Exercise directions: Copy all lines below that use the word "heading".
━━━━━ Given information ━━━━━
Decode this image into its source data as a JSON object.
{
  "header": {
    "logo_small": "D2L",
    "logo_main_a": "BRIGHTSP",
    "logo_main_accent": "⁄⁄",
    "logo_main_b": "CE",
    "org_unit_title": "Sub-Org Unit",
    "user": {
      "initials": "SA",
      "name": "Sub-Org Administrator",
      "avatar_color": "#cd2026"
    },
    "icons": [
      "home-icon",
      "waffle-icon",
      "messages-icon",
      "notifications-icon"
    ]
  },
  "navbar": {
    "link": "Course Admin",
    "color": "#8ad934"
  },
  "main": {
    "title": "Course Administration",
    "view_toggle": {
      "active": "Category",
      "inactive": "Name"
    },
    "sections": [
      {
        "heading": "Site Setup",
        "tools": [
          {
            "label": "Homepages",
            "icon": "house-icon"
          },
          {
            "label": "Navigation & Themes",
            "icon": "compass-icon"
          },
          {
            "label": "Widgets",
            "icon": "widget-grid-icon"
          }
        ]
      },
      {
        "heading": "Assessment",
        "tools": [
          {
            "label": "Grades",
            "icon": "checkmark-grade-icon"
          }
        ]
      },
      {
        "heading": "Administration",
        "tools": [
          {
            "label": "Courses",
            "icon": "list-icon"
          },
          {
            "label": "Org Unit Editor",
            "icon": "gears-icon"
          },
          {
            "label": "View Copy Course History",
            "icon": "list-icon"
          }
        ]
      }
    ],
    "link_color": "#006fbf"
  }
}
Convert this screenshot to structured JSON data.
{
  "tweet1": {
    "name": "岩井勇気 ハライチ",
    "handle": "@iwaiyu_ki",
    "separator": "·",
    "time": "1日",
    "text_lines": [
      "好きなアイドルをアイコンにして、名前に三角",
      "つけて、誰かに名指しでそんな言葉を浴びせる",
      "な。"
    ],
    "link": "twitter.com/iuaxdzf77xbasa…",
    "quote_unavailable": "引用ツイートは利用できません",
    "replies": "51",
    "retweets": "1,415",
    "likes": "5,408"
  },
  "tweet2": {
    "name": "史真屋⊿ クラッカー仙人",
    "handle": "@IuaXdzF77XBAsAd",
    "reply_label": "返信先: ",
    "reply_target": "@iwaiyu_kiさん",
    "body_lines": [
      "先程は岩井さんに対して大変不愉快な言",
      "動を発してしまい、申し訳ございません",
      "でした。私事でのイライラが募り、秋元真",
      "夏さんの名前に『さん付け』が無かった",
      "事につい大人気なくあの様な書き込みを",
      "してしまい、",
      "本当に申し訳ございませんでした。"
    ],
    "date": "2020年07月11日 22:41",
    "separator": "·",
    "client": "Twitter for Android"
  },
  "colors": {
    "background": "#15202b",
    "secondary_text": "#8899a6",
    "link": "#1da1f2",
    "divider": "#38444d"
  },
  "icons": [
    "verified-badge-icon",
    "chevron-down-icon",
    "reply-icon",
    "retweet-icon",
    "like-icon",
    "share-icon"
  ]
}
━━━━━
Response to the task:
        "heading": "Site Setup",
        "heading": "Assessment",
        "heading": "Administration",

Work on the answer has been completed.